Established in 2003, ’Wichcraft is a small chain of fast casual sandwich shops in New York, NY, co-founded by TV food personality and chef Tom Colicchio and chef Sisha Ortuzar. With eight locations serving sandwiches using local, seasonal ingredients, ’Wichcraft has stood out and lasted this long because their ’wiches are really damn good. This July, they opened their ninth location in Tribeca and introduced a new identity. No design credit given and all images are cobbled together from their social media accounts, so the presentation is a little hodgepodge today. (Update: Identity designed by New York-based Tag Collective.)
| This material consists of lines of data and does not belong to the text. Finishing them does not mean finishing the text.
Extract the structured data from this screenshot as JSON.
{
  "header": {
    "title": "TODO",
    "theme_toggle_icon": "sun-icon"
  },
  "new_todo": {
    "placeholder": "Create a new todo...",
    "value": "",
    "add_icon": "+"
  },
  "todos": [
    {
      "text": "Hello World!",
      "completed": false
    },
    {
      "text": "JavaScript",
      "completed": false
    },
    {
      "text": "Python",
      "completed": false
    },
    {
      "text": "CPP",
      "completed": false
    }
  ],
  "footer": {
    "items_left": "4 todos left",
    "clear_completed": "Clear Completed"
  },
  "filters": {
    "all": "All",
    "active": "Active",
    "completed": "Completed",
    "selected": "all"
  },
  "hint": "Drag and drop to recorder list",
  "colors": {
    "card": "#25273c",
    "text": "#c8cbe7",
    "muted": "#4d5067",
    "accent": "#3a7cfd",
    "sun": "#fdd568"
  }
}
The old logo had a peculiar appeal with its thin serif and “ft” combination where the “f” was the same as the “t” flipped upside down and floating above the baseline that, combined with a name that sounds like witchcraft I always thought it was a nice piece of typographic voodoo. The new logo is a drastic departure in every way, starting with the introduction of a Works Progress Administration-style icon that has an empowered fist gripping some root vegetables plucked from nearby soil. It’s a good-looking icon — would look great on a craft beer too, if they replaced the veggies with hops and barley — it’s well executed, and it’s very different from other sandwich chains. Some negative gut reactions are that the shape is too long and the icon too busy but, as seen in the applications, it works pretty well. The wordmark is set in GT Walsheim, which is one of the more good-natured geometric sans serifs and that apostrophe is boss. Comparing logos, the one downside in the evolution is that the old one supported the high price of their sandwiches ($9.00 and up), looking elegant and upscale, while the new feels like you would get something more Chipotle-priced.
The identity uses a great mix of GT Walsheim, Trade Gothic Condensed, and Plantin to keep all of its materials flexible yet cohesive and given that the identity extends to everything from take-out bags to sandwich wrappers to their own line of coffee and ice cream sandwiches, this has vast applications. There is also an all-elements on deck illustration that appears on the menu, coffee cups, and part of the interiors that starts to diverge a little in quality with wonky type combinations and illustrations that aren’t as finished and crisp as the ones in the logo. (Case in point: the corn and soup graphics). Overall, this feels vibrant and tasty and new — although, admittedly, well within recent trends — that nicely reboots this relatively old mainstay.
Thanks to Gary Peare for the tip.